- _WHAT THE TASK REQUIRES_: Each entry that follows should be written again verbatim.

- _EXERCISE DATA_:
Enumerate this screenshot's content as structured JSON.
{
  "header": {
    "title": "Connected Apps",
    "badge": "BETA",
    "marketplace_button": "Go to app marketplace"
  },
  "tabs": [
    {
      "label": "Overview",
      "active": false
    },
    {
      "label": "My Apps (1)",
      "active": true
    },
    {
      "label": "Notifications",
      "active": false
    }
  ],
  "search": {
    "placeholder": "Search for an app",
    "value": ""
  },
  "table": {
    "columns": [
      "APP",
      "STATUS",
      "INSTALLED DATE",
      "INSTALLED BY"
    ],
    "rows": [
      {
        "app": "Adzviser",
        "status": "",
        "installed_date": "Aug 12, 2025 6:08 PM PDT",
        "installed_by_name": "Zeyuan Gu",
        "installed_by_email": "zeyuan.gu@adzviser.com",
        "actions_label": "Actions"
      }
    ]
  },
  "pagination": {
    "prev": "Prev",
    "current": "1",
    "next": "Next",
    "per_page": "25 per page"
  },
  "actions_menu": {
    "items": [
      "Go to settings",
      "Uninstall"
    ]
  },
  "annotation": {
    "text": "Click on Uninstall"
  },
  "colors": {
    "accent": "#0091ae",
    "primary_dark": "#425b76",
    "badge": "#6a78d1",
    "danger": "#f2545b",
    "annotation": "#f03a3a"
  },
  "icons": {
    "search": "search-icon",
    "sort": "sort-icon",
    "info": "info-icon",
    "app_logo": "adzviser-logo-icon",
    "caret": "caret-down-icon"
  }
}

- _WRITTEN ANSWER_:
Enumerate this screenshot's content as structured JSON.
{
  "header": {
    "title": "Connected Apps",
    "badge": "BETA",
    "marketplace_button": "Go to app marketplace"
  },
  "tabs": [
    {
      "label": "Overview",
      "active": false
    },
    {
      "label": "My Apps (1)",
      "active": true
    },
    {
      "label": "Notifications",
      "active": false
    }
  ],
  "search": {
    "placeholder": "Search for an app",
    "value": ""
  },
  "table": {
    "columns": [
      "APP",
      "STATUS",
      "INSTALLED DATE",
      "INSTALLED BY"
    ],
    "rows": [
      {
        "app": "Adzviser",
        "status": "",
        "installed_date": "Aug 12, 2025 6:08 PM PDT",
        "installed_by_name": "Zeyuan Gu",
        "installed_by_email": "zeyuan.gu@adzviser.com",
        "actions_label": "Actions"
      }
    ]
  },
  "pagination": {
    "prev": "Prev",
    "current": "1",
    "next": "Next",
    "per_page": "25 per page"
  },
  "actions_menu": {
    "items": [
      "Go to settings",
      "Uninstall"
    ]
  },
  "annotation": {
    "text": "Click on Uninstall"
  },
  "colors": {
    "accent": "#0091ae",
    "primary_dark": "#425b76",
    "badge": "#6a78d1",
    "danger": "#f2545b",
    "annotation": "#f03a3a"
  },
  "icons": {
    "search": "search-icon",
    "sort": "sort-icon",
    "info": "info-icon",
    "app_logo": "adzviser-logo-icon",
    "caret": "caret-down-icon"
  }
}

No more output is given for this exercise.